(INPUT DATA Opens)

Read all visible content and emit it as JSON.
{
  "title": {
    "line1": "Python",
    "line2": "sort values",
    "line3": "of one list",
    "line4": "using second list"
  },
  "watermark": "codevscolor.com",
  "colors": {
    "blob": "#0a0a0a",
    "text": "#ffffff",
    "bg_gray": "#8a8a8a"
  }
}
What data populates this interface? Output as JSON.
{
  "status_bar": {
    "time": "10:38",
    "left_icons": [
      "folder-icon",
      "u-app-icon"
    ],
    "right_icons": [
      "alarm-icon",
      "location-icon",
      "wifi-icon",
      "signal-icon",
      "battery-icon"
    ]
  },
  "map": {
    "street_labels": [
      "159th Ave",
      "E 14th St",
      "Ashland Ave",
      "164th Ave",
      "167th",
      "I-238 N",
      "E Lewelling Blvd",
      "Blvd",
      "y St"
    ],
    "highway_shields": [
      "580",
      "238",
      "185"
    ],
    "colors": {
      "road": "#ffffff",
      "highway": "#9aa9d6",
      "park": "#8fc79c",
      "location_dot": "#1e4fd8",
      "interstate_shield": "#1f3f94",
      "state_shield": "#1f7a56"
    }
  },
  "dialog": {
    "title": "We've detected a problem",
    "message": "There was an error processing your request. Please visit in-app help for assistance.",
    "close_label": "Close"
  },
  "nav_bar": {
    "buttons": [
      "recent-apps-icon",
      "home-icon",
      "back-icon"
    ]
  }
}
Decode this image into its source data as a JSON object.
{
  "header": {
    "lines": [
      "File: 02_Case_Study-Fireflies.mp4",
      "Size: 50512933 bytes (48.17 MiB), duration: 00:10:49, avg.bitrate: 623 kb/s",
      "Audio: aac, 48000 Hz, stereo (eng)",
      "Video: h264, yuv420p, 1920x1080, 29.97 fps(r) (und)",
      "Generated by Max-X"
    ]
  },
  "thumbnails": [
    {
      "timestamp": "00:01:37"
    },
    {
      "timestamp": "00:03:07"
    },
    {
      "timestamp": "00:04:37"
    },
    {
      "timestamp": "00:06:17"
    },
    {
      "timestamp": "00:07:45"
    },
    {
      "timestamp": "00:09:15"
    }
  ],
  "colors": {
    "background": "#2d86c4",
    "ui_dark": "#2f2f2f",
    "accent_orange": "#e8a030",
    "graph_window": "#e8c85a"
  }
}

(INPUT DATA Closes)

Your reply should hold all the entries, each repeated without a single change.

Read all visible content and emit it as JSON.
{
  "title": {
    "line1": "Python",
    "line2": "sort values",
    "line3": "of one list",
    "line4": "using second list"
  },
  "watermark": "codevscolor.com",
  "colors": {
    "blob": "#0a0a0a",
    "text": "#ffffff",
    "bg_gray": "#8a8a8a"
  }
}
What data populates this interface? Output as JSON.
{
  "status_bar": {
    "time": "10:38",
    "left_icons": [
      "folder-icon",
      "u-app-icon"
    ],
    "right_icons": [
      "alarm-icon",
      "location-icon",
      "wifi-icon",
      "signal-icon",
      "battery-icon"
    ]
  },
  "map": {
    "street_labels": [
      "159th Ave",
      "E 14th St",
      "Ashland Ave",
      "164th Ave",
      "167th",
      "I-238 N",
      "E Lewelling Blvd",
      "Blvd",
      "y St"
    ],
    "highway_shields": [
      "580",
      "238",
      "185"
    ],
    "colors": {
      "road": "#ffffff",
      "highway": "#9aa9d6",
      "park": "#8fc79c",
      "location_dot": "#1e4fd8",
      "interstate_shield": "#1f3f94",
      "state_shield": "#1f7a56"
    }
  },
  "dialog": {
    "title": "We've detected a problem",
    "message": "There was an error processing your request. Please visit in-app help for assistance.",
    "close_label": "Close"
  },
  "nav_bar": {
    "buttons": [
      "recent-apps-icon",
      "home-icon",
      "back-icon"
    ]
  }
}
Decode this image into its source data as a JSON object.
{
  "header": {
    "lines": [
      "File: 02_Case_Study-Fireflies.mp4",
      "Size: 50512933 bytes (48.17 MiB), duration: 00:10:49, avg.bitrate: 623 kb/s",
      "Audio: aac, 48000 Hz, stereo (eng)",
      "Video: h264, yuv420p, 1920x1080, 29.97 fps(r) (und)",
      "Generated by Max-X"
    ]
  },
  "thumbnails": [
    {
      "timestamp": "00:01:37"
    },
    {
      "timestamp": "00:03:07"
    },
    {
      "timestamp": "00:04:37"
    },
    {
      "timestamp": "00:06:17"
    },
    {
      "timestamp": "00:07:45"
    },
    {
      "timestamp": "00:09:15"
    }
  ],
  "colors": {
    "background": "#2d86c4",
    "ui_dark": "#2f2f2f",
    "accent_orange": "#e8a030",
    "graph_window": "#e8c85a"
  }
}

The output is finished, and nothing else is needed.